The influence of gummy sharks, Mustelus antarcticus, on observed fish assemblage structure
Document Type Article

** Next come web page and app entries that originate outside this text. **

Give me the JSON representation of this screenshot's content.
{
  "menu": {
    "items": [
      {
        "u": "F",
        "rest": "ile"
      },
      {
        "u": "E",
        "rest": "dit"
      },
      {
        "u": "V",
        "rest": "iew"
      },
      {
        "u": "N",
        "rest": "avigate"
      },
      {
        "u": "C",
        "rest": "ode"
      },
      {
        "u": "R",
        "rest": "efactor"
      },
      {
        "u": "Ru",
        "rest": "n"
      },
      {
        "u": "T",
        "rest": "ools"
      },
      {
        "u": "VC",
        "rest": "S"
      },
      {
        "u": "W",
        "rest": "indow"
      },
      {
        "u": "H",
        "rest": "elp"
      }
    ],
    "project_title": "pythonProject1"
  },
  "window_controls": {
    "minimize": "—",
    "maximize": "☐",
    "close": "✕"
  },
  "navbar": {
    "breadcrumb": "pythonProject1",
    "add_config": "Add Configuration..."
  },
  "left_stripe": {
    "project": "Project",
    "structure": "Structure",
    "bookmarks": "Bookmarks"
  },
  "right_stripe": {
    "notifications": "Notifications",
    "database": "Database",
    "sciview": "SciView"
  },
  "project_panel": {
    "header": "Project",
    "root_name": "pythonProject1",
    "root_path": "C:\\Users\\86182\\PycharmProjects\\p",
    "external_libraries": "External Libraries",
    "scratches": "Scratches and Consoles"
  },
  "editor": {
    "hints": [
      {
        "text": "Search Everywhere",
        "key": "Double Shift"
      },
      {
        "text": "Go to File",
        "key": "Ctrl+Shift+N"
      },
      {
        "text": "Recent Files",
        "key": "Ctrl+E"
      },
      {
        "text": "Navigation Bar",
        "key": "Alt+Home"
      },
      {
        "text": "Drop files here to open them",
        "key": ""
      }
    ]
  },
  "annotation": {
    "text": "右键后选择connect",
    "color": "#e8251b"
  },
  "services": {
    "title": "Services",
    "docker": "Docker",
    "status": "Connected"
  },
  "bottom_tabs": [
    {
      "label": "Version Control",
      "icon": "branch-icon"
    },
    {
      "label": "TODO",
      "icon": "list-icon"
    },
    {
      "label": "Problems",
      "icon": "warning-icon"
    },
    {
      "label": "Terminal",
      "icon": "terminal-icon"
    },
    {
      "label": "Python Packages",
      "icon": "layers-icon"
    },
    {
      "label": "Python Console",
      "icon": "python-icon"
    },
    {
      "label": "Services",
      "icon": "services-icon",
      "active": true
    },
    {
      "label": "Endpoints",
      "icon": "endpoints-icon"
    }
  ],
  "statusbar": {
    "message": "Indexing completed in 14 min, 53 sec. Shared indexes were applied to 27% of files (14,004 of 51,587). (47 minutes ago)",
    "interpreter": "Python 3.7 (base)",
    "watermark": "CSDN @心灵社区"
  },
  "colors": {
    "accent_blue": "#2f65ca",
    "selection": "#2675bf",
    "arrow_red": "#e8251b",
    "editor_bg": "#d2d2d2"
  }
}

Large predatory fish that alter the behaviour of smaller species may affect visual estimates of abundance by making organisms more or less difficult to observe and quantify. To evaluate the non-consumptive influence of large predators on rocky reef fishes observed with Baited Remote Underwater Video (BRUV), we tested the hypothesis that fish assemblages monitored when large (ca 1.5 m) piscivorous sharks, Mustelus antarcticus, were present differ from those observed when sharks were absent. We did this in two ways using recordings from rocky reefs in Batemans Marine Park, NSW, Australia. First, we examined 6 min of each 30 min tape; 3 min when sharks were present and 3 min when they were absent, in a paired sample design from 17 sites. Second, we compared fish assemblages for complete tapes (30 min) at sites with sharks present compared to sites where they were absent. The diversity and total abundance of fishes was consistently lower in the presence of sharks; we detected significant assemblage-wide change (PERMANOVA, P < 0.05). Importantly, the diversity and total abundance of fishes for complete tapes (30 min) decreased in the presence of sharks by 18 % and 36 %, respectively, underscoring the likelihood that sharks influence observed fish assemblages. Individual species responses were variable and while the abundance of many fish species decreased in response to sharks, others increased 6-fold. Overall, these results highlight the need to consider systematic differences in the abundance of large predators to avoid biases when testing hypotheses about fish assemblages using non-destructive visual methodologies.